Items from a data source:
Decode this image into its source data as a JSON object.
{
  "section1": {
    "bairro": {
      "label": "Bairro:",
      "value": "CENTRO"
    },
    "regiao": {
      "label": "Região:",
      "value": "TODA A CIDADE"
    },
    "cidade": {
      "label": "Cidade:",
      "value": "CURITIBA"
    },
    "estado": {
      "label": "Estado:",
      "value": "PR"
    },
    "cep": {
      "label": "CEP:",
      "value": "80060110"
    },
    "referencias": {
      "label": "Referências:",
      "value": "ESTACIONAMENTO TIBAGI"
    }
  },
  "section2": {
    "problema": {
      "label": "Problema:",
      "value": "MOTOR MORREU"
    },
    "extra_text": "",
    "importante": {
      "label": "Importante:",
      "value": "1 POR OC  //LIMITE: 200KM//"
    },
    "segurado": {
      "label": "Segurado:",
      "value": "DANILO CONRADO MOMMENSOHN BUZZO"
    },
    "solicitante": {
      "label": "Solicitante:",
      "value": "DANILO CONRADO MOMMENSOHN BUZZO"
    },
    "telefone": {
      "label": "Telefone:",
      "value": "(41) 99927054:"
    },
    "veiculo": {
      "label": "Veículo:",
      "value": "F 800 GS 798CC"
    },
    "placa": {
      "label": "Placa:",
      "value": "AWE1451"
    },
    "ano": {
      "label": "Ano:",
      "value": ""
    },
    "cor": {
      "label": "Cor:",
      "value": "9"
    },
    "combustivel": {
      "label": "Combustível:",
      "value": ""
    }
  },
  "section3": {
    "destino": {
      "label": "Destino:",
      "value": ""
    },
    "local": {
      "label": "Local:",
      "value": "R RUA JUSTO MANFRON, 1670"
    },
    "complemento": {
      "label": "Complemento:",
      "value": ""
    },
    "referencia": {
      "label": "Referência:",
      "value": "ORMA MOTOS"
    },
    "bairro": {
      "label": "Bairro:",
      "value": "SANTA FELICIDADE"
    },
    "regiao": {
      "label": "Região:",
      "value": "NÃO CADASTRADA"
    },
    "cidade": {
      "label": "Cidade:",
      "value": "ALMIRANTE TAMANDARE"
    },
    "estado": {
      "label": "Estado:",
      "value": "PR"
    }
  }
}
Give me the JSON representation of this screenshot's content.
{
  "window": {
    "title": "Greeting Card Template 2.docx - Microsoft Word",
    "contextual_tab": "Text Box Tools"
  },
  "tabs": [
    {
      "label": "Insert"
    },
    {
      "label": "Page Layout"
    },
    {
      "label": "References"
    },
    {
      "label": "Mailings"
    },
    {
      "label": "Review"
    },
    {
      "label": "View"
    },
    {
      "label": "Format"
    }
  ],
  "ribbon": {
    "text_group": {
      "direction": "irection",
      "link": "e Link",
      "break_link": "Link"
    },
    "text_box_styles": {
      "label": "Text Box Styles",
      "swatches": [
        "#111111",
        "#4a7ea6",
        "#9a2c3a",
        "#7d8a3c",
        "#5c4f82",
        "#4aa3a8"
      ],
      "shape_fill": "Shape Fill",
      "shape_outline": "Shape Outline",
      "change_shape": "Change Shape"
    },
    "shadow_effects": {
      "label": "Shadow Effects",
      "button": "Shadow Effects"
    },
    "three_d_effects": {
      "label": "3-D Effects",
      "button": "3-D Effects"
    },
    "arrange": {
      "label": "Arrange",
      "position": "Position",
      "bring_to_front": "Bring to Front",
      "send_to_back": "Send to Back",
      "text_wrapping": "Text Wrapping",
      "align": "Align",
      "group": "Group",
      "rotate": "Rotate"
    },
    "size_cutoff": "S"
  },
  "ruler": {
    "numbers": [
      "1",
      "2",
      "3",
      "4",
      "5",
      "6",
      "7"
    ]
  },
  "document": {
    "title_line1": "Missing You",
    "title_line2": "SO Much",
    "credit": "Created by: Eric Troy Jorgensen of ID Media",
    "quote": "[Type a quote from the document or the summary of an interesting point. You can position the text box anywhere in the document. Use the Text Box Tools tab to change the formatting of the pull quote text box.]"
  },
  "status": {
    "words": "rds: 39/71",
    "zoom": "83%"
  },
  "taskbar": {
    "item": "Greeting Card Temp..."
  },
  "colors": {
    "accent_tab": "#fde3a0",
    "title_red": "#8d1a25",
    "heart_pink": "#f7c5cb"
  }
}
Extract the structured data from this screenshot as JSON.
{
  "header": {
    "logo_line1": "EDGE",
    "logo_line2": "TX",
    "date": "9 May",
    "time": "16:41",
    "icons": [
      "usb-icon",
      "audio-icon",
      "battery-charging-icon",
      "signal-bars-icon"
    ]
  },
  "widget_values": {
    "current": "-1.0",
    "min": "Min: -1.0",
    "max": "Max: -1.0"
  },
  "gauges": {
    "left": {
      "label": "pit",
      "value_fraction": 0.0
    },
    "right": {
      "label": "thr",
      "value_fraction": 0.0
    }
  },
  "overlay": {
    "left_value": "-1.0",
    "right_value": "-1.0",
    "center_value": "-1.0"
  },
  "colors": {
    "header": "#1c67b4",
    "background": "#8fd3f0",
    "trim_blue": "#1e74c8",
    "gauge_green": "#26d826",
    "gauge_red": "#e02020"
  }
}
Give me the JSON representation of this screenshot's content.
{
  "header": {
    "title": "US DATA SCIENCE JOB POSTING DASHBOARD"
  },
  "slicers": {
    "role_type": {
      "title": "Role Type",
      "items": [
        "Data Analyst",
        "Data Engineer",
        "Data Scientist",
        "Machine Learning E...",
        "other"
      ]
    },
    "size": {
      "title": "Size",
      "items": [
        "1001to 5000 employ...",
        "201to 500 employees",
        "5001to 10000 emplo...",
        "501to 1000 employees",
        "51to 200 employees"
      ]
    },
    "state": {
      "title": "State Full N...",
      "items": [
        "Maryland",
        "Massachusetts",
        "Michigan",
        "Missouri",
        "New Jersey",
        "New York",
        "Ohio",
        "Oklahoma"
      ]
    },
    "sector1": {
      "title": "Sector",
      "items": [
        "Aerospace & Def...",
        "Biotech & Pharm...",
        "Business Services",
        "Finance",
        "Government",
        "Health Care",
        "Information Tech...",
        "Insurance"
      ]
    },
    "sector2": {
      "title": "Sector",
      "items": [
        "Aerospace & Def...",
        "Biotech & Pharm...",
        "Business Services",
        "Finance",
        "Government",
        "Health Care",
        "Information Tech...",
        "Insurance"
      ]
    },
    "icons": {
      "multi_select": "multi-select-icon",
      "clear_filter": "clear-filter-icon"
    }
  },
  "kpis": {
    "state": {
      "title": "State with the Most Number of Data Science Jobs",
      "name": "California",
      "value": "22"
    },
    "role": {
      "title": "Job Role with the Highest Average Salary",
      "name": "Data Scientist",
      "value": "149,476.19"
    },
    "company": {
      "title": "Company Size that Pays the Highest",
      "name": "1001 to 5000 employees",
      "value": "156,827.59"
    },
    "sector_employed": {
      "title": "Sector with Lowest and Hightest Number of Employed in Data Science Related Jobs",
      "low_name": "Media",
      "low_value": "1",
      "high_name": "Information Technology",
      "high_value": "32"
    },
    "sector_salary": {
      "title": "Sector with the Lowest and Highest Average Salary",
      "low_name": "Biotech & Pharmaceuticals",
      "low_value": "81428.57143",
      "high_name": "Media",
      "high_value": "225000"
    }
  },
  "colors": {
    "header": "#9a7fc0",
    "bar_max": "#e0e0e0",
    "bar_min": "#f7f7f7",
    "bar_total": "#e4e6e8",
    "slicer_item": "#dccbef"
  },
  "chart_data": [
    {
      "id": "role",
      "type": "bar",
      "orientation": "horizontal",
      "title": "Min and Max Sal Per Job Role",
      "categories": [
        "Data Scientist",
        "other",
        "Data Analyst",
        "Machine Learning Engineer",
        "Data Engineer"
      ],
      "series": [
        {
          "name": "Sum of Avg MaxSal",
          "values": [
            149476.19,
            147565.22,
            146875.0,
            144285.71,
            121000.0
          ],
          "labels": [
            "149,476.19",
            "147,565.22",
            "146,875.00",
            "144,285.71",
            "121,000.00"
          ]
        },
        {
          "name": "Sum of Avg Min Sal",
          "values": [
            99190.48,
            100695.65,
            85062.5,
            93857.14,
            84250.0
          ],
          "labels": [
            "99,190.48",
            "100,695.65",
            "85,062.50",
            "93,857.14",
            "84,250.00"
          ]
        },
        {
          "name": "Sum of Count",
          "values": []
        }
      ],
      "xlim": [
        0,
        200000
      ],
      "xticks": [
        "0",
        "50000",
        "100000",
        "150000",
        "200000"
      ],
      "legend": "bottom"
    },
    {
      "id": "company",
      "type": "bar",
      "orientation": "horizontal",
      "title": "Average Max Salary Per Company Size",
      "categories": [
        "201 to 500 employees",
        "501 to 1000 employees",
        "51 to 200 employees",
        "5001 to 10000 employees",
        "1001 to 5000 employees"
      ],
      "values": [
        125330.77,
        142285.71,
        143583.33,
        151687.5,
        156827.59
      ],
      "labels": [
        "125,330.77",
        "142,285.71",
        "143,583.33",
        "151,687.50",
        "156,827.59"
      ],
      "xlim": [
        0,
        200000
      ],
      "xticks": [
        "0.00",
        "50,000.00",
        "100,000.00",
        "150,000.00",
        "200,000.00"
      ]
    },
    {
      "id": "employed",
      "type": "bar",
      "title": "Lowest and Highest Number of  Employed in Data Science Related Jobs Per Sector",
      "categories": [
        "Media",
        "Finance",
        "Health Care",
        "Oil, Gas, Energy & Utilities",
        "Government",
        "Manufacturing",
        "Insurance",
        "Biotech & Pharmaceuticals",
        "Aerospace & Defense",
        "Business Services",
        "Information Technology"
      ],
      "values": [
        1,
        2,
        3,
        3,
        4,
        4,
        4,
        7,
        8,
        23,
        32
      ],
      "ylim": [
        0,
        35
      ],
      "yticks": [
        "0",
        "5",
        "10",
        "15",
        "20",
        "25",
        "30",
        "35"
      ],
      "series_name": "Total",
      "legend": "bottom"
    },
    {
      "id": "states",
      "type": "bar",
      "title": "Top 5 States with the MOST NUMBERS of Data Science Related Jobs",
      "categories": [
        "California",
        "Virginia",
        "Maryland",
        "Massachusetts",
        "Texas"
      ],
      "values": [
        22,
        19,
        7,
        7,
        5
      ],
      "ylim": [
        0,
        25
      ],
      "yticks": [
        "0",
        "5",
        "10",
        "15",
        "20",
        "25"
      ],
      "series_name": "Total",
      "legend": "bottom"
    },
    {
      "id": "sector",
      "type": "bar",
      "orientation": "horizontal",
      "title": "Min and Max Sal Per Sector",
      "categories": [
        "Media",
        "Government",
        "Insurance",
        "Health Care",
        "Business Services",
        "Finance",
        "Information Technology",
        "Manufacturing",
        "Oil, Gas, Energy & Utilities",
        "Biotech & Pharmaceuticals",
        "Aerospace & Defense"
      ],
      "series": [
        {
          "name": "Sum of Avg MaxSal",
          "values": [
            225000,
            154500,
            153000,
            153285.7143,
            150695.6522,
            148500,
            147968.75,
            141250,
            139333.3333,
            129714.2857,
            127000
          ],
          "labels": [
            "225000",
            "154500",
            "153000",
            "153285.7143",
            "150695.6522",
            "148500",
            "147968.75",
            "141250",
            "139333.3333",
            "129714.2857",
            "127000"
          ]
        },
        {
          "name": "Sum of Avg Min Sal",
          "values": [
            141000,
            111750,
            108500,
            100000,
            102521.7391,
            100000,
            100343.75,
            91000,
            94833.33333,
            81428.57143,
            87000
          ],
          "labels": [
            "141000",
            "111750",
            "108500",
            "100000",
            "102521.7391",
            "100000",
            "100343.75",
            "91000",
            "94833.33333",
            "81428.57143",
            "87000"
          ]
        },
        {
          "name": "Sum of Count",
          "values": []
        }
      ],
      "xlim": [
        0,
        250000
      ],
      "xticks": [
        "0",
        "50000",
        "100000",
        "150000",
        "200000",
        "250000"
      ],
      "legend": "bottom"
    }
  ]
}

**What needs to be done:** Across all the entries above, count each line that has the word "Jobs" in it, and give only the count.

**Solved problem:** 4